Despite directing over 51 films, writing 28 and appearing in 21 until recently Charley Bowers was barely a footnote in the history of early cinema. For some reason this genius of early animation and stop-action went largely forgotten and many of his films met the fate of early nitrate stock. Perhaps his visions and inventions were a little too surreal for the post Second World War crowd.
At some point in the late 60s Raymond Borde, director of the Cinematheque de Toulouse, discovered a cache of silent films used by travelling fairs and amongst them were rusting cans of reels entitled “Bricolo.” It took him a while but Borde identified “Bricolo” as Bower’s French nom de cinema. About half of Bower’s films have been catalogue and restored and it’s thought that many lay undiscovered in film archives and libraries around the world.
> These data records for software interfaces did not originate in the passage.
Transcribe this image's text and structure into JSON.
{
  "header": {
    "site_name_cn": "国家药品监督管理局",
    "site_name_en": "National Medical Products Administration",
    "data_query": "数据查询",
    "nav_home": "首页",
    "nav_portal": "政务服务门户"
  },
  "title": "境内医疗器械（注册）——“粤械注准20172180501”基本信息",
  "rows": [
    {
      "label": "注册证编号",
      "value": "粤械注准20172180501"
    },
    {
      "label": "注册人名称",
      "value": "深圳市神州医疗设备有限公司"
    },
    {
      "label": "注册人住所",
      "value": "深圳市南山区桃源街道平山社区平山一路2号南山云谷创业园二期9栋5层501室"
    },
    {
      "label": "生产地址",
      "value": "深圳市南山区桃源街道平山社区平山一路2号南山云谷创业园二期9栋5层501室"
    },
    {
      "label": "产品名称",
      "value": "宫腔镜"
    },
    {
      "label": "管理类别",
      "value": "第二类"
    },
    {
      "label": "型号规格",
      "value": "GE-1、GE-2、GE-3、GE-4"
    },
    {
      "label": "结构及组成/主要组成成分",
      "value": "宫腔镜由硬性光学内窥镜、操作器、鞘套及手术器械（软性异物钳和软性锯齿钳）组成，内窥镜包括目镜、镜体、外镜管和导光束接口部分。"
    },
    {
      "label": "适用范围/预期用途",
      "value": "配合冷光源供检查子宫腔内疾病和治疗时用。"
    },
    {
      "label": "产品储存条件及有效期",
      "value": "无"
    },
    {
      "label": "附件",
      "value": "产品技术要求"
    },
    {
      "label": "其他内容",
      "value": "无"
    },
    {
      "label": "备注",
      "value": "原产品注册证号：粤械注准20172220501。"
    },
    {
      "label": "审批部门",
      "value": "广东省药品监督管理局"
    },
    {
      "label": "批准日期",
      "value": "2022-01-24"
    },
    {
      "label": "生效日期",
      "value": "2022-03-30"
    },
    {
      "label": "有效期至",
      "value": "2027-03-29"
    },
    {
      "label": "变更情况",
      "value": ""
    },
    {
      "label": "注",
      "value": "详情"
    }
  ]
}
It’s a Bird is one of the stranger shorts of Bower’s often strange films. Directed by Harold L. Muller with a script by Lowell Thomas, one of the pioneer’s of modern broadcasting, it features Charley as Charlie Chucklehead a junkyard custodian – he also created the special effects. Charlie thinks of his junkyard as an inspiration to help humanity and is constantly making things from what other people disgard. When he hears from a German professor of a bird, the Belgish Kongo, that eats metal he sets out to catch one. He succeeds with the help of music – the Belgish Kongo loves music – and a very surreal worm. The bird not only eats metal but talks and, surprising because he’s a rooster, lays eggs. But what happens when he lays those eggs surprises even Charley. Keep in mind that this was made in 1930.
On this day in 1499: Pretender to the throne Perkin Warbeck is hanged for reportedly attempting to escape from the Tower of London. He had invaded England in 1497, claiming to be the lost son of King Edward IV of England.